― Mervyn Peake
A “Kill Plate” is the geological term of a particular strata in which numerous fossilized animals can be found. In this case, a large number of fish, each about two inches long, all died and were preserved as fossils in a narrow layer of sandstone. We will never know what event caused this mass death to happen, perhaps a big wave deposited the fish to die high up a beach somewhere and subsequent waves buried them? Or, a river dried up, with the same effect. It leaves us with an unanswered story to ponder, but the end is written in stone.

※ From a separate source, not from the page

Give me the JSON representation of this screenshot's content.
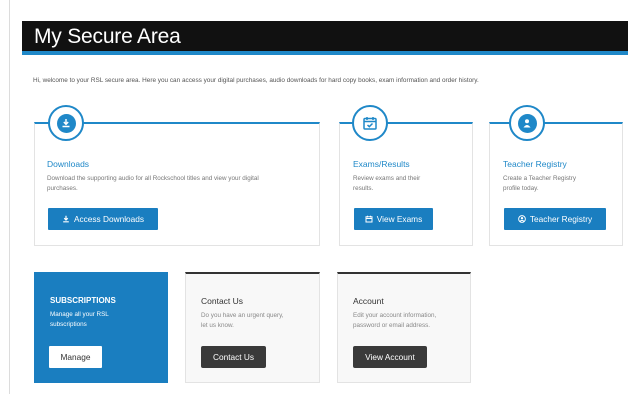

I should have written down more of the details about this particular artifact. The primary reason I made the photo was that I saw this as a piece of art and have neither the space, nor the funds for the original, though I am fascinated by the details and wanted to spend more time looking at it. It’s a bit like a large stenciled drawing, with the same shape repeating randomly over and over on a carefully textured background.
I can picture the person who first saw this slab, peeling back the top layer and revealing the scene above. I also imagine this is a small portion of a much bigger slab that was divided and sold off to galleries and collectors.
Tamron 70-200 mm f/2.8 @ 80 mm
1/125 sec, f/5.6, ISO 250
“One of the reasons there are so many terms for conditions of ice is that the mariners observing it were often trapped in it, and had nothing to do except look at it.”
― Alec Wilkinson
As winter transitioned into spring and the light coating of snow melted on the lakes, rivers and ponds in the area, some very interesting effects emerged, that I had not previously noticed. Perhaps it’s due to the small amount of late snow we received, which melted soon after it fell, clear and uncontaminated with dust and grime.
The effect I noticed was smooth ice surfaces, in endless shades of blue and white. The colours seem almost unnatural, but I suppose the purity of the ice and how it formed this year may have something to do with that.
In the image above, you can see deep blues where the snow must not have accumulated much versus the whiter areas, where it would appear snow has melted and refrozen. And, of course, there are the white cracks, crisscrossing the surface. I also like the mottled effect in the distance, which was harder to capture well from the angle I shot from.
The entire image has the look of a blue and white abstract painting, but it’s just nature showing off her own artistry, something I have been seeing a lot of lately and am happy for.
Tamron 70-200 mm f/2.8 @ 125 mm
1/200 sec, f/7.1, ISO 250